Blackfriars Restaurant, Newcastle
Harden’s says: “It’s not just the “lovely” location in a monastic courtyard that makes this city-centre operation of interest – it’s also tipped for some “superb” cooking, including “really excellent fish”.
The SRA says: “Set in a horseshoe of buildings that shelter a medieval courtyard, Blackfriars is the oldest dining room in the UK. The restaurant is dedicated to sourcing seasonal produce and high welfare meat from local farms and markets, to produce award-winning traditional British menus. And it can all be washed down with a wide selection of British wine, beer and cider .”
Samuel’s Restaurant, Masham, North Yorks
Harden’s says: “What a fantastic setting!” – in a “stately” country house hotel, this “romantic” dining room with “Gothic overtones” offers “exquisite food” and a “seductive” wine list, and wins recommendations from all who comment on it.
The SRA says: “Local produce dominates the menu at Samuel’s. All game is sourced from the estate (venison, grouse, partridge, pheasant, mallard, pigeon) and the walled garden produces flowers for the hotel from January through to November. Sixty varieties of fruit and vegetables are grown on the estate and seasonal foraging also provides additional produce.”
River Cottage Canteen, Axminster, Devon
Harden’s says: “The most popular of Hugh Fearnley-Whittingstall’s outposts, this “lovely” informal restaurant (behind a deli) inspires consistent praise with food that’s “very fresh, local and wholesome”; beware, though – daytimes can be a bit of a “pushchair paradise”.
The SRA says: “River Cottage Canteens showcase the very best in seasonal, local, organic and wild food. The majority of the produce is sourced within a fifty mile radius of each premises, with fish supplies coming from the South West coastline.”
Turl Street Kitchen, Oxford
Harden’s says: “Value is unbeatable” at this central, “not for profit” café, which serves “simple”, “healthy and organic” scoff from a short daily changing menu in a “laid back” fashion, to “students making use of the free wifi”; arrive early – “dishes run out later on”.

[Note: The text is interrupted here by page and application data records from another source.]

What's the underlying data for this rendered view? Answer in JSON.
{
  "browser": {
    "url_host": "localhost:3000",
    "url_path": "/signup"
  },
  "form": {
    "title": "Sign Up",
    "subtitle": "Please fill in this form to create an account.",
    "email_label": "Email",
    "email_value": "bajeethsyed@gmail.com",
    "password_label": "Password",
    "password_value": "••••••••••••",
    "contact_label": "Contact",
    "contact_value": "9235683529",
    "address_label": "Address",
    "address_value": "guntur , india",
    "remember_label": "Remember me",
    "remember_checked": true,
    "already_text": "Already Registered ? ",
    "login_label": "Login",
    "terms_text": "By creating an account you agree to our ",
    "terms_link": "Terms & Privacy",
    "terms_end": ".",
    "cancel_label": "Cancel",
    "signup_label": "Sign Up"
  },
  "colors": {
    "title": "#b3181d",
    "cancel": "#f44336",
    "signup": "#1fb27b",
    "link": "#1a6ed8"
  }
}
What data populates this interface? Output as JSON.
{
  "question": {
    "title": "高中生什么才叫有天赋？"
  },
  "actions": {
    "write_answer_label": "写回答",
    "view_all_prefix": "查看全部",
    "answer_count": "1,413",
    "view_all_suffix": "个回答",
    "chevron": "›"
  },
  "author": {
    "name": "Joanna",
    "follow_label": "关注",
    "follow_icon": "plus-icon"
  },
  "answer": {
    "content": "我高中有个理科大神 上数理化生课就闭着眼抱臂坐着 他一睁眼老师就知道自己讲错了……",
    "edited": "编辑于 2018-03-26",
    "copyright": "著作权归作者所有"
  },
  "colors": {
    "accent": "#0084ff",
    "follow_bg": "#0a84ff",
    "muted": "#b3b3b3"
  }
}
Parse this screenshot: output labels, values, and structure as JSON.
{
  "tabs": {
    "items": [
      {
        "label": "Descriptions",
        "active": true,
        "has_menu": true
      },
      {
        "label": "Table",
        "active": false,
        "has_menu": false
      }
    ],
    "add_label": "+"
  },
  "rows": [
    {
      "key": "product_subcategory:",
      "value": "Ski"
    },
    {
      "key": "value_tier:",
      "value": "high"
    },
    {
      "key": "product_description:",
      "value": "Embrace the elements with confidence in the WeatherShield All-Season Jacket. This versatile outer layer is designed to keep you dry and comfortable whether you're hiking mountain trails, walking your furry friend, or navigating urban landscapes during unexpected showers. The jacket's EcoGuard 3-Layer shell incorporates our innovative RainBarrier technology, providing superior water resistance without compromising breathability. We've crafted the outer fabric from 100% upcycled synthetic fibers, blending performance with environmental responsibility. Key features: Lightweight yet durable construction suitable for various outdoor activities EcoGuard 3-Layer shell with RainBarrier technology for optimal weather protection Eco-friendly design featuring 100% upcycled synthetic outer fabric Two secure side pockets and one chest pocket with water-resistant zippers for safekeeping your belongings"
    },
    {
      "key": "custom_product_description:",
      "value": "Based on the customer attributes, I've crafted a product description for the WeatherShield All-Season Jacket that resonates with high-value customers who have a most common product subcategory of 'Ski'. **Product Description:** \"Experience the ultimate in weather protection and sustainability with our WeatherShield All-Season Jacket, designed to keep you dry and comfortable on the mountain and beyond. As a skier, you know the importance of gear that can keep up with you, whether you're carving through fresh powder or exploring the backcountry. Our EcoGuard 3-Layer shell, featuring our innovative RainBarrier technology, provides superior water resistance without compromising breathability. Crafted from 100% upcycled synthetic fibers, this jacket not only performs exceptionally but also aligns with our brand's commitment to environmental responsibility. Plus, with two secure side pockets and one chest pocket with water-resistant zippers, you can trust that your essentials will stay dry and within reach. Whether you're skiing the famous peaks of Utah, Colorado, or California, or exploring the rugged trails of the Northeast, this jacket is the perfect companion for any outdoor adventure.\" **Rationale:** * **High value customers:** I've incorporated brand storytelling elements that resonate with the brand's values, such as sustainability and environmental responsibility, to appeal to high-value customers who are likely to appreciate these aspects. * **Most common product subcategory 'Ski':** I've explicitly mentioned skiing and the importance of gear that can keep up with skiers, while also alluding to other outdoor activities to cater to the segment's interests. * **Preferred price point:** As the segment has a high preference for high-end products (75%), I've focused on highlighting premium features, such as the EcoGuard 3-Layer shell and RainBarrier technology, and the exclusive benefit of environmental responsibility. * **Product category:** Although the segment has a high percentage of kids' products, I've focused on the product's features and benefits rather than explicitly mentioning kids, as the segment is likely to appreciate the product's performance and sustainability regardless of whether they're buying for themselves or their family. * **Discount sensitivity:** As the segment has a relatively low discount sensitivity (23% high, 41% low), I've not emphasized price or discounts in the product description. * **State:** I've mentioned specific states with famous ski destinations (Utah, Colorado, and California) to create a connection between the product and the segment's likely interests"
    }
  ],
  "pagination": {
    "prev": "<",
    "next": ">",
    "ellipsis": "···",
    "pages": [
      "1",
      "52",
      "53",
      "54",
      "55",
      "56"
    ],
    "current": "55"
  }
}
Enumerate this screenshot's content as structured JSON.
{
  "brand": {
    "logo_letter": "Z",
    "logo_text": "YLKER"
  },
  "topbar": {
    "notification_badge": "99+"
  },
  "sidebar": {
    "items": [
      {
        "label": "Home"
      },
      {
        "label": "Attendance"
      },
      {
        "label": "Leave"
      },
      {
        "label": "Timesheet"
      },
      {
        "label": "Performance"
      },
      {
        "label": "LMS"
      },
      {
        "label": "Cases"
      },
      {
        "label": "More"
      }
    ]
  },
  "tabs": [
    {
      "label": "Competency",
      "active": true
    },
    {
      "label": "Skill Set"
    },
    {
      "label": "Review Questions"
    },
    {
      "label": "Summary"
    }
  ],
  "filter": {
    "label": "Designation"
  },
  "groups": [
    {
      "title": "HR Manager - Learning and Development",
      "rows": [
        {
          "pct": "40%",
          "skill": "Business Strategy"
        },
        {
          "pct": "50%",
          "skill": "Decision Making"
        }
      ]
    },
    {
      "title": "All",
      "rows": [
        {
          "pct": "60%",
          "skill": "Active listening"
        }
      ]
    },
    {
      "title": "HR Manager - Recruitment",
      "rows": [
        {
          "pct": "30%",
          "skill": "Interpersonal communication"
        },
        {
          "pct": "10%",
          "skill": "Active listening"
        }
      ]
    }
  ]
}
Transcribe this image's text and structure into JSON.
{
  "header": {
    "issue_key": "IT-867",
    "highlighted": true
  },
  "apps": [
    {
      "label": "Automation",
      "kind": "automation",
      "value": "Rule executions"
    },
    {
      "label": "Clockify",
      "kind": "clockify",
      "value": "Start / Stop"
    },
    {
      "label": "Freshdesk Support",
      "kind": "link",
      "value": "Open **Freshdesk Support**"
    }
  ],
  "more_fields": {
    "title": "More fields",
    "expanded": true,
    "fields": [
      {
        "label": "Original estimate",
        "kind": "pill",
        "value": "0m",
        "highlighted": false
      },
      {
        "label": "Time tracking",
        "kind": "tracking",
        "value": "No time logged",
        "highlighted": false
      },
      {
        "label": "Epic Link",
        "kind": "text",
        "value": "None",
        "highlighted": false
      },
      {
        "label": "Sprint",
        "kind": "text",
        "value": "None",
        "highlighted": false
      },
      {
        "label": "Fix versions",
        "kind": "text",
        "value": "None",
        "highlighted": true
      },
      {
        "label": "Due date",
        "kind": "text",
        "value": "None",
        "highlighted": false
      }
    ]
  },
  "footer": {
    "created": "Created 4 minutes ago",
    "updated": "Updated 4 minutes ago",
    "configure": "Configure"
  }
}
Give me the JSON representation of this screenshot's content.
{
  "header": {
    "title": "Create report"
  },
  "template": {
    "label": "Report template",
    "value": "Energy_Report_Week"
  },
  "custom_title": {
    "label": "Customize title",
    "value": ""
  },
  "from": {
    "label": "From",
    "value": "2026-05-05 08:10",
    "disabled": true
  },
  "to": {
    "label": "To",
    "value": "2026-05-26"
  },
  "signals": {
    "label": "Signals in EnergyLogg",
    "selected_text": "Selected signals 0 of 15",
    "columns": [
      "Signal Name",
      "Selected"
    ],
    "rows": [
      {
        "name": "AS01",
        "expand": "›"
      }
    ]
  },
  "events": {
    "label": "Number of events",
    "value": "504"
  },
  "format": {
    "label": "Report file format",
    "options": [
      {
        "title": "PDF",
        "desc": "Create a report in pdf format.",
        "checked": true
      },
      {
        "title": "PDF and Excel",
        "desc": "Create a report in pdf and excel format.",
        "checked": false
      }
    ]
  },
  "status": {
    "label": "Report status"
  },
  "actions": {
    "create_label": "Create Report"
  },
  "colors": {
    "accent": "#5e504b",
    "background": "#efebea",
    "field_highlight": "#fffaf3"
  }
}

The SRA says: “Turl Street Kitchen sources from great local produce and independent drinks makers. Their ethically sourced offering changes not just with the seasons, but each and every day, with enough options to make a choice and few enough to keep down waste. Huge reclaimed tables and comfy sofas match a menu designed for sharing.”
The Jetty (Harbour Hotels), Christchurch, Dorset
Harden’s says: “A beautiful view of Christchurch harbour” is just one of the attractions of this glam and “very enjoyable” waterside spot, where Alex Aitken “maintains excellent culinary standards”, and which “always offers a good choice of fish fresh from the catch”.
The SRA says: “Producers from the local area drop seasonal ingredients right to this Christchurch restaurant and fresh fish lands every day from the Quay. The Jetty’s structure is also completely carbon positive – built using sustainably sourced materials.”